This is the first article in a three part series on the development of culture in schools. In this series, Craig D’cruz, National Education Consultant at CompliSpace, explores how schools can create a culture of awareness regarding child sexual abuse, which is increasingly required by legislation. In Part One of this series, Craig will be examining how to define culture and why it is relevant to the work of the Royal Commission.
The findings of the Royal Commission into Institutional Responses to Child Sexual Abuse (Royal Commission) are due to be published in December 2017. The Royal Commission has spoken to 5111 people across Australia who have told their stories of sex abuse committed in institutions. It has accepted another 1544 people who are in a queue for private sessions. Many schools have been identified as being environments for the actions of child sex abusers.
The Royal Commission has identified the following research project questions under the themes of primary prevention and preventing recidivism:
- How is child sexual abuse within an institutional context best prevented?
- How do we decrease child vulnerability, prevent potential perpetrators from committing a first offence, prevent re-offending, treat offenders, make organisations more ‘child safe’, close systemic loopholes, and change community attitudes that enable child sexual abuse to occur?

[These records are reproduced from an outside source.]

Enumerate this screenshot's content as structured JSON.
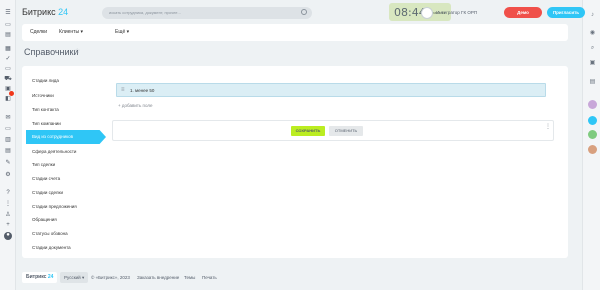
{
  "header": {
    "logo_name": "Битрикс",
    "logo_num": "24",
    "search_placeholder": "искать сотрудника, документ, прочее...",
    "clock": "08:44",
    "clock_status": "В начало",
    "user_name": "Интегратор ГК ОРП",
    "demo_label": "Демо",
    "invite_label": "Пригласить"
  },
  "menubar": {
    "items": [
      {
        "label": "Сделки"
      },
      {
        "label": "Клиенты"
      },
      {
        "label": "Ещё"
      }
    ]
  },
  "page": {
    "title": "Справочники"
  },
  "nav": {
    "items": [
      {
        "label": "Стадии лида"
      },
      {
        "label": "Источники"
      },
      {
        "label": "Тип контакта"
      },
      {
        "label": "Тип компании"
      },
      {
        "label": "Вид из сотрудников"
      },
      {
        "label": "Сфера деятельности"
      },
      {
        "label": "Тип сделки"
      },
      {
        "label": "Стадии счета"
      },
      {
        "label": "Стадии сделки"
      },
      {
        "label": "Стадии предложения"
      },
      {
        "label": "Обращения"
      },
      {
        "label": "Статусы обзвона"
      },
      {
        "label": "Стадии документа"
      }
    ],
    "active_index": 4
  },
  "editor": {
    "field_value": "1. менее 50",
    "add_field_label": "+ добавить поле",
    "save_label": "СОХРАНИТЬ",
    "cancel_label": "ОТМЕНИТЬ"
  },
  "footer": {
    "brand_name": "Битрикс",
    "brand_num": "24",
    "language": "Русский",
    "links": [
      {
        "label": "© «Битрикс», 2023"
      },
      {
        "label": "Заказать внедрение"
      },
      {
        "label": "Темы"
      },
      {
        "label": "Печать"
      }
    ]
  },
  "colors": {
    "accent": "#2fc6f6",
    "save_button": "#bbed21",
    "demo_button": "#f0504a",
    "clock_bg": "#d8e7c0"
  }
}
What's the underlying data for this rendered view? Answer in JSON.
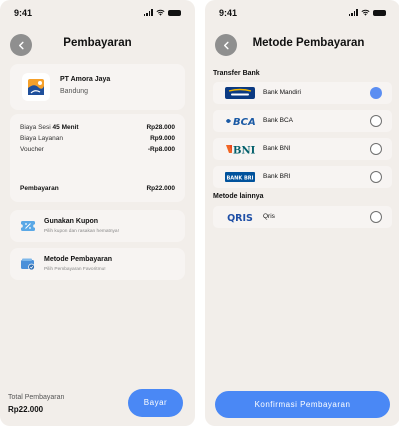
{
  "status": {
    "time": "9:41"
  },
  "payment": {
    "title": "Pembayaran",
    "merchant": {
      "name": "PT Amora Jaya",
      "city": "Bandung"
    },
    "details": [
      {
        "label_prefix": "Biaya Sesi ",
        "label_bold": "45 Menit",
        "value": "Rp28.000"
      },
      {
        "label_prefix": "Biaya Layanan",
        "label_bold": "",
        "value": "Rp9.000"
      },
      {
        "label_prefix": "Voucher",
        "label_bold": "",
        "value": "-Rp8.000"
      }
    ],
    "total": {
      "label": "Pembayaran",
      "value": "Rp22.000"
    },
    "coupon": {
      "title": "Gunakan Kupon",
      "subtitle": "Pilih kupon dan rasakan hematnya!"
    },
    "method": {
      "title": "Metode Pembayaran",
      "subtitle": "Pilih Pembayaran Favoritmu!"
    },
    "footer": {
      "label": "Total Pembayaran",
      "amount": "Rp22.000",
      "button": "Bayar"
    }
  },
  "methods": {
    "title": "Metode Pembayaran",
    "bank_section": "Transfer Bank",
    "banks": [
      {
        "name": "Bank Mandiri",
        "logo": "mandiri-logo",
        "selected": true
      },
      {
        "name": "Bank BCA",
        "logo": "bca-logo",
        "selected": false
      },
      {
        "name": "Bank BNI",
        "logo": "bni-logo",
        "selected": false
      },
      {
        "name": "Bank BRI",
        "logo": "bri-logo",
        "selected": false
      }
    ],
    "other_section": "Metode lainnya",
    "others": [
      {
        "name": "Qris",
        "logo": "qris-logo",
        "selected": false
      }
    ],
    "logo_text": {
      "bca": "BCA",
      "bni": "BNI",
      "qris": "QRIS",
      "bri": "BANK BRI"
    },
    "confirm_button": "Konfirmasi Pembayaran"
  },
  "colors": {
    "accent": "#4a88f5",
    "screen_bg": "#f2eeea",
    "card_bg": "#f7f4f2",
    "back_button": "#8f8f8f"
  }
}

- What programs and strategies have been found to be effective in preventing child sexual abuse?
- What is the logic that underpins common preventative strategies (eg protective behaviours)?
Focussing on the first and second dot points, it can be argued that school culture and, more importantly, a school culture of awareness, is probably one of the greatest tools that can be used to ensure that schools become more child safe and can therefore reduce the potential for further child sexual abuse to occur. State and Territory Governments are already stepping in with sweeping changes to legislation, for example the introduction of the Victorian Child Safe Standards, but no changes will be completely effective if a school has not or does not develop a culture of awareness with regard to child safety and protection.
What is a culture of awareness?
There are various ways to define culture. According to Quappe and Cantatore in their article “What is Cultural Awareness, anyway? How do I build it?”, cultural awareness is defined as the foundation of communication and it involves the ability to stand back from ourselves and become aware of our cultural values, beliefs and perceptions. In other words, we need to ask ourselves why do we do things in that way? How do we see the world? And, why do we react in this particular way?
Dr. Kent D. Peterson from the Department of Educational Administration at the University of Wisconsin-Madison, defines school culture as "the set of norms, values and beliefs, rituals and ceremonies, symbols and stories that make up the 'persona' of the school."
The Glossary of Education Reform notes:
“The term school culture generally refers to the beliefs, perceptions, relationships, attitudes, and written and unwritten rules that shape and influence every aspect of how a school functions, but the term also encompasses more concrete issues such as the physical and emotional safety of students, the orderliness of classrooms and public spaces, or the degree to which a school embraces and celebrates racial, ethnic, linguistic, or cultural diversity. Like the larger social culture, a school culture results from both conscious and unconscious perspectives, values, interactions, and practices, and it is heavily shaped by a school’s particular institutional history. Students, parents, teachers, administrators, and other staff members all contribute to their school’s culture, as do other influences such as the community in which the school is located, the policies that govern how it operates, or the principles upon which the school was founded.”
Why is culture important?
Culture is often described by students, parents and teachers as intangible, but it’s essential.
As a visitor or a prospective parent, you can walk into a school and know immediately whether you want to be there or not. The same thing goes for the students and the staff. Therefore, becoming aware of the cultural dynamics in a school can be a difficult task because culture is generally not conscious to the members of the school community. People learn to see and do things at an unconscious level and our experiences, values and cultural background lead us to see and do things in a certain way. Schools have to step outside of their cultural boundaries and look inwards in order to realise the impact that their culture has on the behaviour of their students and staff.
When a school's culture is not positive, certain behaviours can be tolerated which ultimately harm the school and the members of the school community. Such behaviours can have financial and reputational consequences for the school as well as causing harm to students. For examples of conduct related to poor culture generally (not just on child safety), see:
- Serious corruption culture in Vic public schools: IBAC report
- Teenager sues school, claiming bullying ruined his life
- Out on the Fields: Acceptance starts in school
These examples demonstrate that culture touches on all aspects of a school's environment and relationships. Having a culture of child safety will ensure that students have the best chance of being protected from bullying, homophobia and child abuse.
In the next article, Craig will examine the actions a school leadership team can take to develop a culture of awareness.